With less than a week to go until the 2014 Worldcon and this year’s Hugo Award ceremony, we thought we’d celebrate the rich heritage of the Hugo Awards by price-promoting the eBook editions of past Hugo winners from both Gollancz and the SF Gateway imprints. Between the two lists, we have a very creditable 30 of 62 titles, including the very first and (until August 17th, at least) the most recent winners. Today we’re looking at our four winners from the 1950s:
1953 The Demolished Man, Alfred Bester (SF Masterworks paperback edition only)
In the 24th century, the head of a solar system-spanning business empire is determined to murder a rival, but how do you get away with murder in a world where the police have telepathic powers? Alfred Bester’s work was an inspiration to both the New Wave and cyberpunk movements and The Demolished Man, along with Bester’s second novel The Stars My Destination, set the science fiction field alight.
1956 Double Star, Robert A. Heinlein (SF Masterworks paperback | SF Gateway eBook)
A down-and-out actor finds himself impersonating a kidnapped politician, and failure to pull off the act could result in interplanetary war. Known as ‘the Dean of science fiction’, Robert A. Heinlein was an SFWA Grand Master and won many an award during his career. This was the first of four Hugo Awards for best novel.
1958 The Big Time, Fritz Leiber (SF Gateway eBook)

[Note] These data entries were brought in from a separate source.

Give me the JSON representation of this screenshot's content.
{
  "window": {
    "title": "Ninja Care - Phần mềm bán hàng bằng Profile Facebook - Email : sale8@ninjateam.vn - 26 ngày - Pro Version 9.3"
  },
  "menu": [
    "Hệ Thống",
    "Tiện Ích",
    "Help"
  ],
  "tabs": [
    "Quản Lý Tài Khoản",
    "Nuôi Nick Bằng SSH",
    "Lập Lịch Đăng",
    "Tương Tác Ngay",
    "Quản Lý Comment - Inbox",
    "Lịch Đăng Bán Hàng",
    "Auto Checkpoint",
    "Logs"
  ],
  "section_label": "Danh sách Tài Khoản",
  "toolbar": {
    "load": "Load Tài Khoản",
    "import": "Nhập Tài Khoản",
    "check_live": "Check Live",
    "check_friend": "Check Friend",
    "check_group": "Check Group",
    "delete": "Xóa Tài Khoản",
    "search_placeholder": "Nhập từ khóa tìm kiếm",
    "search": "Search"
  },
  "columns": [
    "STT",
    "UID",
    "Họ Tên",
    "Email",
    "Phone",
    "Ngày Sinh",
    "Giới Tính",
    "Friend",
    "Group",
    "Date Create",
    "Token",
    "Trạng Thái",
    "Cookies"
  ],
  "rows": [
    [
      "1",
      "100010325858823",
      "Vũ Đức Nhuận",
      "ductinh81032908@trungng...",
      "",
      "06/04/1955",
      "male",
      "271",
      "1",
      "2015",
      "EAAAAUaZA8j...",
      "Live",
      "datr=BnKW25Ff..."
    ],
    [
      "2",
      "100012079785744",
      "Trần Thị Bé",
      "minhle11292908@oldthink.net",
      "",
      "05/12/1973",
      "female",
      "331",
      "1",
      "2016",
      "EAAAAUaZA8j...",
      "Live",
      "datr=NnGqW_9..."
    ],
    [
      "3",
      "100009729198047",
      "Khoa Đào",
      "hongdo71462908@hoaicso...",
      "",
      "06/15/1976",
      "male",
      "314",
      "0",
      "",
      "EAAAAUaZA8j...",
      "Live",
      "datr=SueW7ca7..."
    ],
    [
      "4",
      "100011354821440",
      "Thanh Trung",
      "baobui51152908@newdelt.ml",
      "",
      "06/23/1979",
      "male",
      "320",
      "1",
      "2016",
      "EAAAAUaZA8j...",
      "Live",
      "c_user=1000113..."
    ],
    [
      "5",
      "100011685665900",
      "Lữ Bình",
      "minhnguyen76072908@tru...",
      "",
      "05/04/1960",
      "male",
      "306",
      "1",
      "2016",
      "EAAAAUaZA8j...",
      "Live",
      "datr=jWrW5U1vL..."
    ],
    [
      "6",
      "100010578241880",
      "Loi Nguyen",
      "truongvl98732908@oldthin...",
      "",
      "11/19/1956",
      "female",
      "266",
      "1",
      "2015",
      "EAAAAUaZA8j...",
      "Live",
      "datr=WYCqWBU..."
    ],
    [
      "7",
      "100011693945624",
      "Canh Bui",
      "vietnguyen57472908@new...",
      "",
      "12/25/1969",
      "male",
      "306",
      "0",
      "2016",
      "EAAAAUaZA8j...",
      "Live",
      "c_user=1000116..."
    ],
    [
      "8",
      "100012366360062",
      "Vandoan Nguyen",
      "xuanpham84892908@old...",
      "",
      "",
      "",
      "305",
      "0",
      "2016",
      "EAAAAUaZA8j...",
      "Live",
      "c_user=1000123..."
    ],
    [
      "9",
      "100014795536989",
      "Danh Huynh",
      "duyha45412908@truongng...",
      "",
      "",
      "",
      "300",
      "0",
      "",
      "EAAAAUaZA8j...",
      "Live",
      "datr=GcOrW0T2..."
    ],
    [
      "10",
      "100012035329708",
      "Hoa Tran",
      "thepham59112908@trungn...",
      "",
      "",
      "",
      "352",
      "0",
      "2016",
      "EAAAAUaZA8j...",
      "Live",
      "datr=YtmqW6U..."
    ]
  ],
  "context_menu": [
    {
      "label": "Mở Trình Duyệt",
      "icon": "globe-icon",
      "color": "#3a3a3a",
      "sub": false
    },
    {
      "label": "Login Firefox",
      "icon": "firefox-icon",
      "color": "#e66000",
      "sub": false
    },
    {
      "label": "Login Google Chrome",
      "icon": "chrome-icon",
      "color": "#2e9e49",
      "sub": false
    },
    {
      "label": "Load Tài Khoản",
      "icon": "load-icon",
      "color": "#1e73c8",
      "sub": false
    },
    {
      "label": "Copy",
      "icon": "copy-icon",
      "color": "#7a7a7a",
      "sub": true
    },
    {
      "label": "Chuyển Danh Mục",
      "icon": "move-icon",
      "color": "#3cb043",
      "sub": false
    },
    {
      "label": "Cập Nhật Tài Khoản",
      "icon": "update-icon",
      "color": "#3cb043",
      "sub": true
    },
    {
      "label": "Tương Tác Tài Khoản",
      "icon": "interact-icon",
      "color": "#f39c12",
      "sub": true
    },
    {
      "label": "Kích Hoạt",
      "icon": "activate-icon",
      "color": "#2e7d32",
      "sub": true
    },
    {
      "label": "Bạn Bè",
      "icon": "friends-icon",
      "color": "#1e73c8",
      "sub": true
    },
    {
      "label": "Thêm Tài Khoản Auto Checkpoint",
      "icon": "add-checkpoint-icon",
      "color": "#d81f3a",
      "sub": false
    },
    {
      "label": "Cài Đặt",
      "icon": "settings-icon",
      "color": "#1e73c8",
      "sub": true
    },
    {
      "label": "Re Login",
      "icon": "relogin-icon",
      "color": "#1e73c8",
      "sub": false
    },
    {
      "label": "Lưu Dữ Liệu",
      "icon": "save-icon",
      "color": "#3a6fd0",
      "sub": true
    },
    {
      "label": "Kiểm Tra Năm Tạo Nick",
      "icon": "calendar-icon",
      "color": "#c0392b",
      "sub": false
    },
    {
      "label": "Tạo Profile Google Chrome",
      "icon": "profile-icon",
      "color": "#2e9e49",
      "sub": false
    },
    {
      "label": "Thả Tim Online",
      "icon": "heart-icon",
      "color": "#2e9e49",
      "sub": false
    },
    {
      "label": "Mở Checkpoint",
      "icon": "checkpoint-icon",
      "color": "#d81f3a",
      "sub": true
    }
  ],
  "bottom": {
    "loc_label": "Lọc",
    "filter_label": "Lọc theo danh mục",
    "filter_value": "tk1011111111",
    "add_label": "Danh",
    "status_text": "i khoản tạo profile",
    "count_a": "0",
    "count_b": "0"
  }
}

Although best known as a fantasy writer, one of Fritz Leiber’s major SF creations is the Change War, a series of stories about rival time-travelling forces locked in a bitter, ages-long struggle for control of the human universe, where battles alter history repeatedly until there is no certainty about what might once have happened. The Big Time is the most notable work of the series, in which doctors, entertainers and wounded soldiers find themselves treacherously trapped with an activated atomic bomb inside the Place, a room existing outside of space-time.
1959 A Case of Conscience, James Blish (SF Masterworks paperback | SF Gateway eBook)
A Case of Conscience is James Blish’s seminal treatment of religion in SF. A Jesuit priest faces an agonising spiritual and intellectual problem during a scientific commission to an alien planet. The inhabitants follow a moral code identical to that of Christianity and seem as innocent of sin as Adam and Eve were before the fall, yet they have no notion of God, and suffer no pangs of conscience. For the priest, that means they’re too good to be true.
A fine selection of titles (even if we do say so ourselves) from the decade when, arguably, modern SF really started to hit its straps as a vibrant and important strand of literature. Next up: the 1960s . . .
[Please note that it is only the eBook editions of the above that we are able to discount for this promotion; print editions will remain at their regular price. This is a UK-only promotion.]